This is a tale of an Indian Navy Commander who goes by the name of K.M Nanavati. A Parsi by birth, he had settled with his English wife and his two sons in the Metropolitan City of Mumbai. As Nanavati was a commander in the Navy, he was always away from home on different assignments. This lead to his English wife falling in love with another man who was also a friend of Nanavati, Prem Ahuja.

Nanavati’s and his wife’s relationship became so disrupted that she wanted to divorce her husband, but her new love interest was not eyeing the same objectives. On the day when the commander came back, he found Sylvia completely deranged. His wife Sylvia confessed everything and also articulated her concern about Prem marrying her and accepting her children.

On the same night Nanavati dropped his family off at a famous Cinema, and drove directly towards Prem’s office and then to his residence. Thereupon, he came face to face with Prem and asked him if he planned to marry Sylvia and accept her children. While he refused to take the onus for the affair, Nanavati proceeded to shoot Prem several times. Three bullets in a cold blooded murder, and Prem was dead. Nanavati confessed his offense to the Marshal of the Western Naval Command, headquartered in Mumbai. The Marshal advised him to surrender himself to the police.

Obliging the advice of his senior officer, Nanavati surrendered to the Deputy Commissioner of the Police the very next day. Nanavati had a distinction of being patriotic and morally erect officer who didn’t have any previous history of misconduct or criminal charges. Supposedly Prem had responded to Commander’s question of marrying Sylvia with “Should I marry every girl I sleep with?” – before Nanavati murdered him. Seeing a mistreated husband, the panel of judges regarded the accused and ruled their judgement in his favor as there were no witnesses in the case. case was literally Nanavati’s against the masses. The sister of Prem Ahuja and the prosecution decided to go against the panel of judges, dismissing their judgement of Nanavati as the incorrect one after discovering the affair of Prem and Nanavati’s wife.

Prem’s sister decided to file a case against Nanavati in the Mumabi High Court. The famous Indian lawyer Ram Jethmalani assisted the prosecution, and Prem’s sister is fighting the case against Nanavati.

This case lead to turmoil between Parsi and Sindhi communities in Mumbai. While Nanavati was a Parsi, Prem belonged to Sindhi community.There were a series of clashes between the two communities. The High Court of Mumbai, then known as the High Court of Bombay found Nanavati accused and sentenced him to life imprisonment. Nanavati challenged the decision of the High Court in the Supreme Court of India, but his luck has ran out and the Supreme Court stuck with the decision of the High Court.

At the same time, a tabloid known as Blitz was supporting the Commander’s plight, and the case caught public attention in such a way that 25 paise copy sold for 2 Rupee.

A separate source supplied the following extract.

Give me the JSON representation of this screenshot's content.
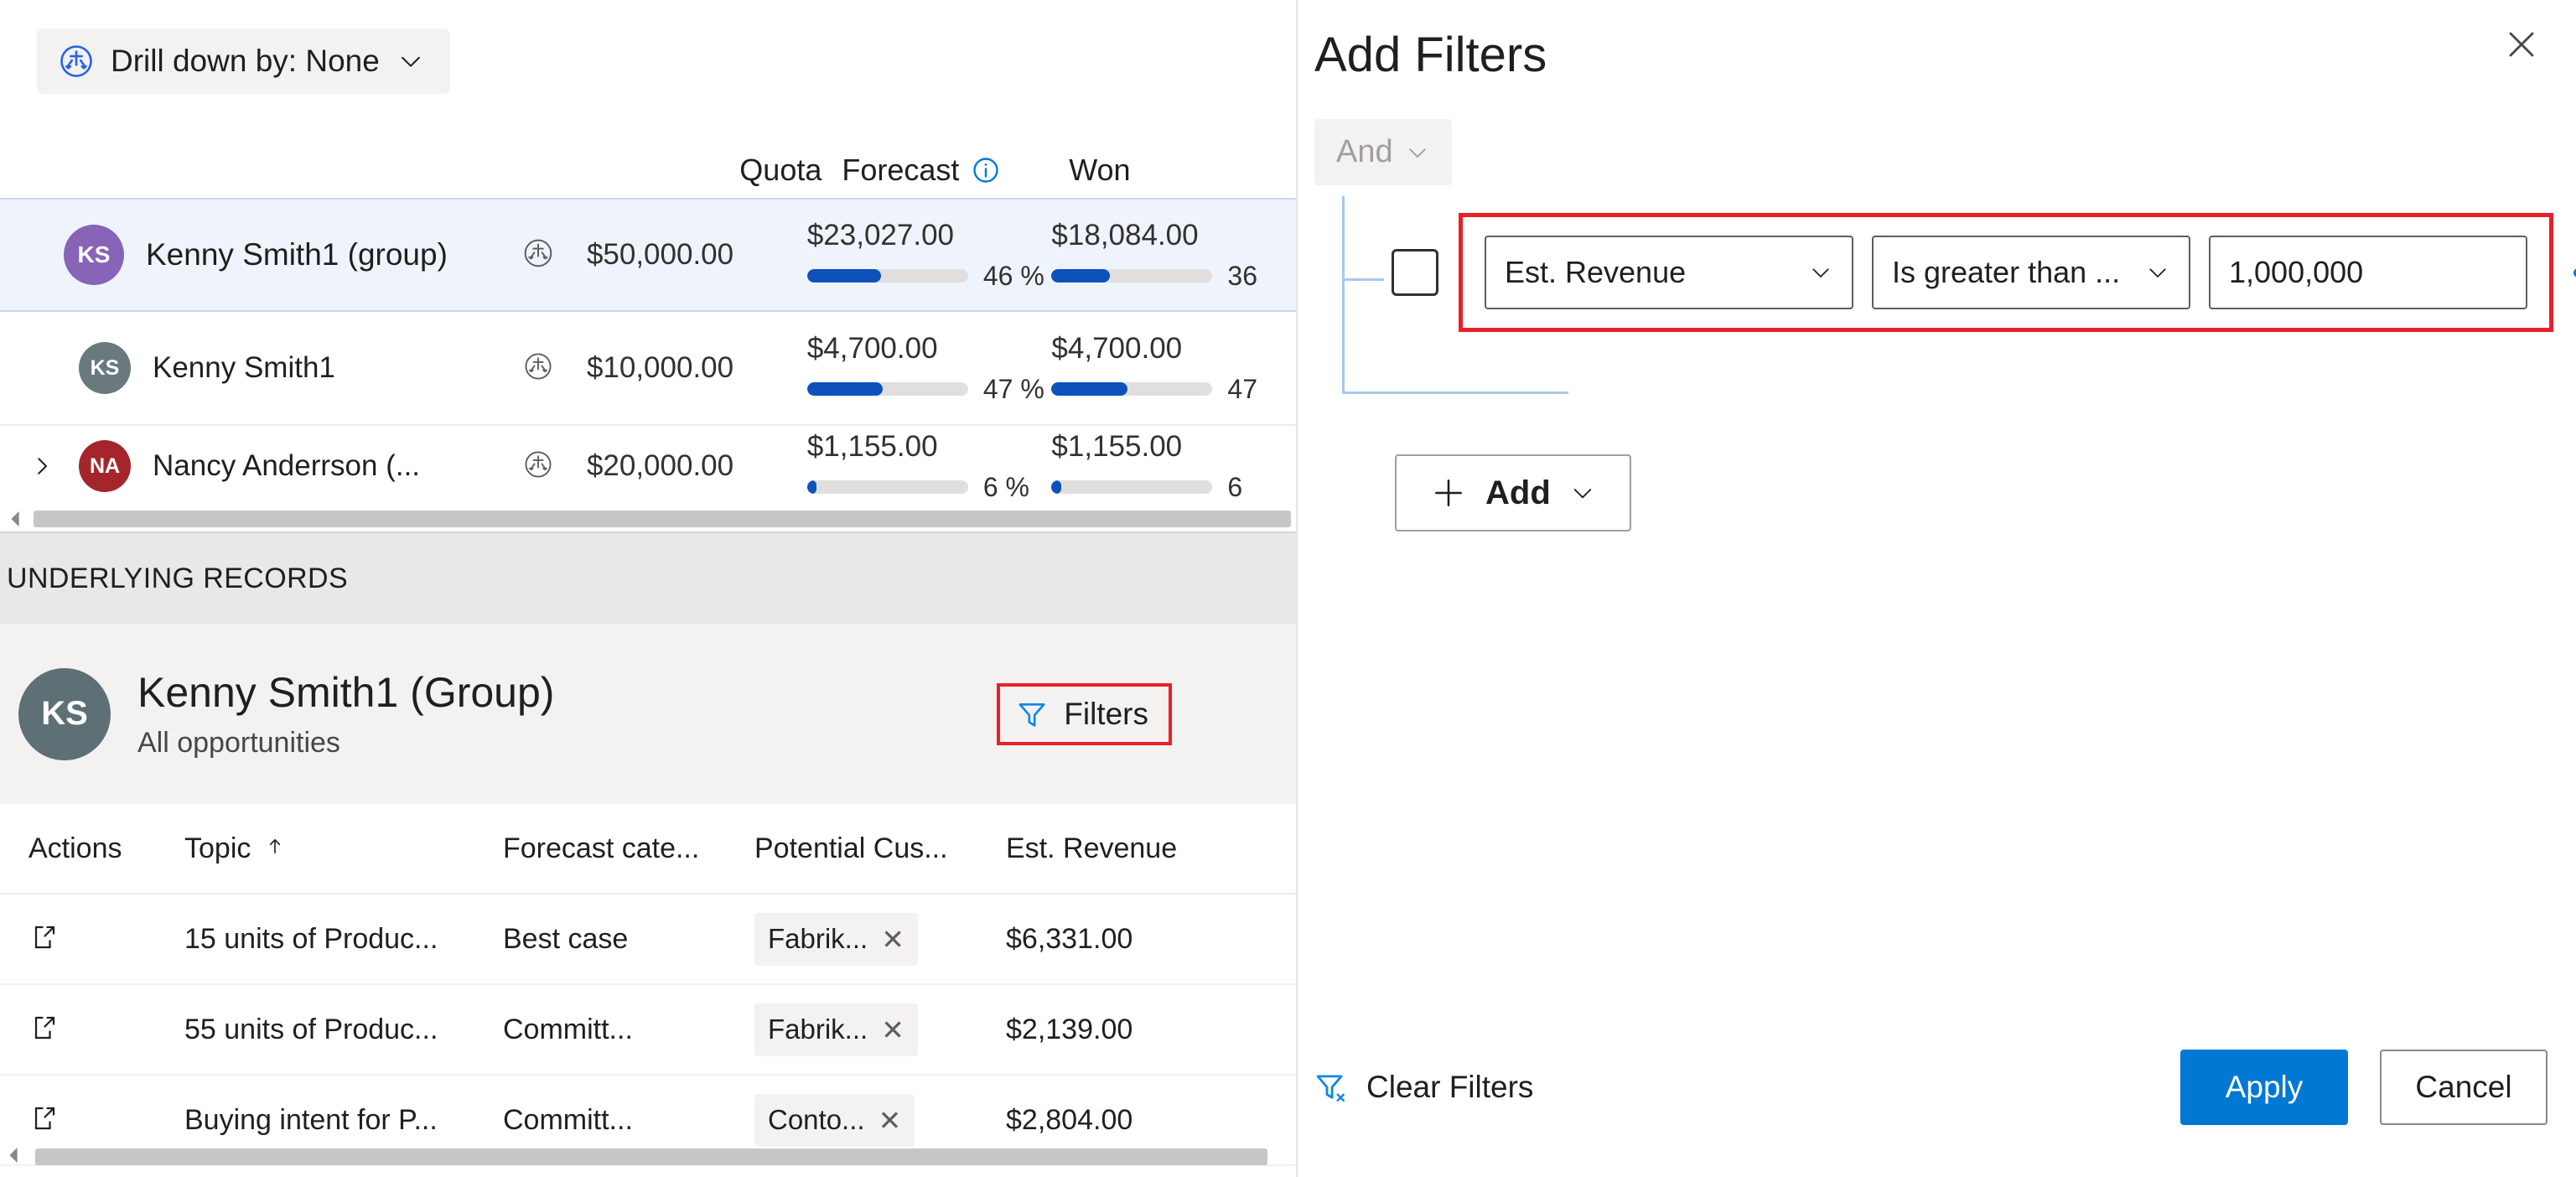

Meanwhile,The Governor of Maharashtra received a mercy petition for Bhai Pratap,a big league Sindhi businessman who use to deal in the illegal import and export of sport goods.

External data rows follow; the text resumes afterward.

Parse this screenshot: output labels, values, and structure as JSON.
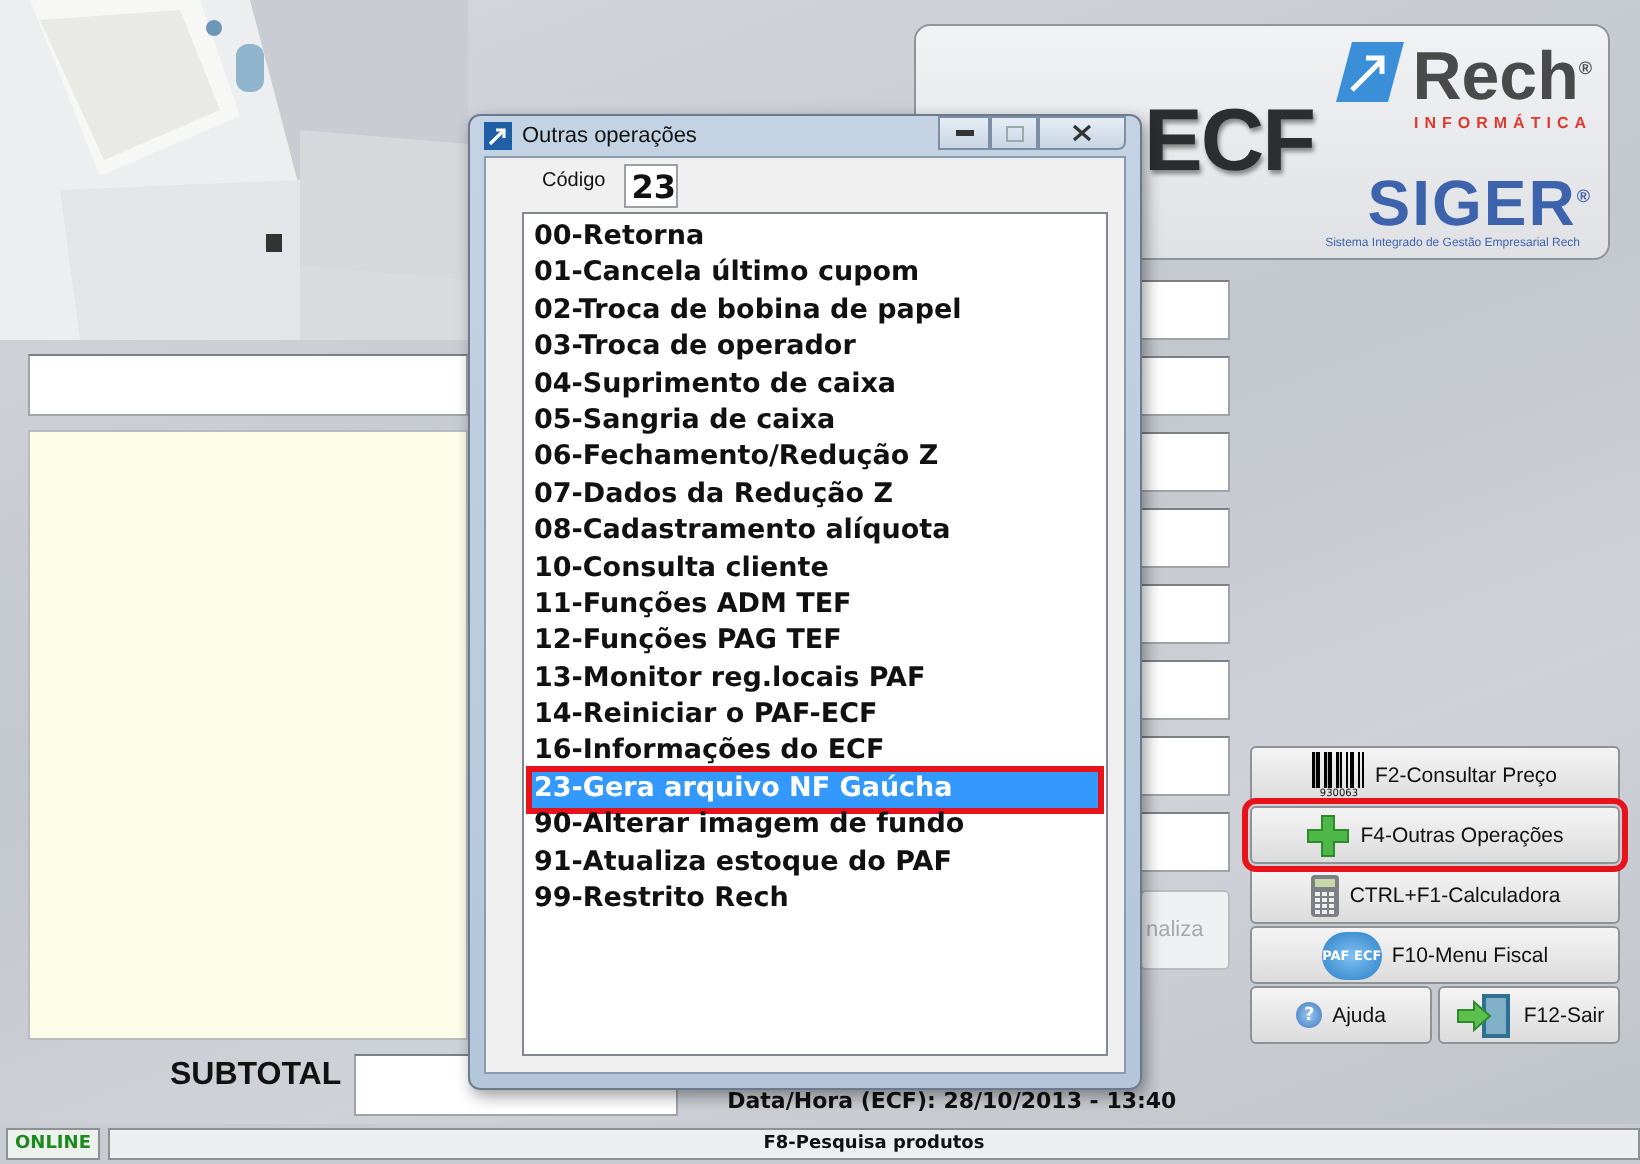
{
  "status_bar": {
    "connection": "ONLINE",
    "hint": "F8-Pesquisa produtos"
  },
  "logo": {
    "product": "ECF",
    "brand": "Rech$^{®}$",
    "brand_sub": "INFORMÁTICA",
    "system": "SIGER$^{®}$",
    "system_sub": "Sistema Integrado de Gestão Empresarial Rech"
  },
  "side_button": {
    "label": "naliza"
  },
  "subtotal": {
    "label": "SUBTOTAL"
  },
  "date_time": "Data/Hora (ECF): 28/10/2013 - 13:40",
  "button_rows": [
    [
      {
        "kind": "barcode",
        "label": "F2-Consultar Preço",
        "icon_text": "930063",
        "highlighted": false
      }
    ],
    [
      {
        "kind": "plus",
        "label": "F4-Outras Operações",
        "highlighted": true
      }
    ],
    [
      {
        "kind": "calculator",
        "label": "CTRL+F1-Calculadora",
        "highlighted": false
      }
    ],
    [
      {
        "kind": "paf",
        "label": "F10-Menu Fiscal",
        "icon_text": "PAF ECF",
        "highlighted": false
      }
    ],
    [
      {
        "kind": "help",
        "label": "Ajuda",
        "icon_text": "?",
        "highlighted": false
      },
      {
        "kind": "exit",
        "label": "F12-Sair",
        "highlighted": false
      }
    ]
  ],
  "dialog": {
    "title": "Outras operações",
    "code_label": "Código",
    "code_value": "23",
    "items": [
      {
        "label": "00-Retorna",
        "selected": false,
        "highlighted": false
      },
      {
        "label": "01-Cancela último cupom",
        "selected": false,
        "highlighted": false
      },
      {
        "label": "02-Troca de bobina de papel",
        "selected": false,
        "highlighted": false
      },
      {
        "label": "03-Troca de operador",
        "selected": false,
        "highlighted": false
      },
      {
        "label": "04-Suprimento de caixa",
        "selected": false,
        "highlighted": false
      },
      {
        "label": "05-Sangria de caixa",
        "selected": false,
        "highlighted": false
      },
      {
        "label": "06-Fechamento/Redução Z",
        "selected": false,
        "highlighted": false
      },
      {
        "label": "07-Dados da Redução Z",
        "selected": false,
        "highlighted": false
      },
      {
        "label": "08-Cadastramento alíquota",
        "selected": false,
        "highlighted": false
      },
      {
        "label": "10-Consulta cliente",
        "selected": false,
        "highlighted": false
      },
      {
        "label": "11-Funções ADM TEF",
        "selected": false,
        "highlighted": false
      },
      {
        "label": "12-Funções PAG TEF",
        "selected": false,
        "highlighted": false
      },
      {
        "label": "13-Monitor reg.locais PAF",
        "selected": false,
        "highlighted": false
      },
      {
        "label": "14-Reiniciar o PAF-ECF",
        "selected": false,
        "highlighted": false
      },
      {
        "label": "16-Informações do ECF",
        "selected": false,
        "highlighted": false
      },
      {
        "label": "23-Gera arquivo NF Gaúcha",
        "selected": true,
        "highlighted": true
      },
      {
        "label": "90-Alterar imagem de fundo",
        "selected": false,
        "highlighted": false
      },
      {
        "label": "91-Atualiza estoque do PAF",
        "selected": false,
        "highlighted": false
      },
      {
        "label": "99-Restrito Rech",
        "selected": false,
        "highlighted": false
      }
    ]
  }
}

The governor was a relative of Pt.Jawaharlal Nehru, Prime Minister of India and so was Nanavati, who was said to be a close ally of Nehru. So, the Governor seized the chance and came up with a solution. He struck a bargain deal, and said to the lawyer of Ahuja’s Sister that Bhai Partap would be pardoned if Nanavati was pardoned first. This would also assure that both communities are happy. As Bhai Partap was a Sindhi, so the Sindhi community would be happy, and so would the Parsi community.

This would also de-escalate the tensions between the two communities and would help in bringing law and order back to the city. Finally, Prem’s sister agreed and gave in to the government’s request to release Nanavati. He spent a total of three years in prison, and then he left for Canada with his wife and children and was never heard of again .He was survived by his wife and children until his death in 2003. This remains one of the most interesting legal cases in Judicial History of India.

This entry was posted in My Blog. Bookmark the permalink. Both comments and trackbacks are currently closed.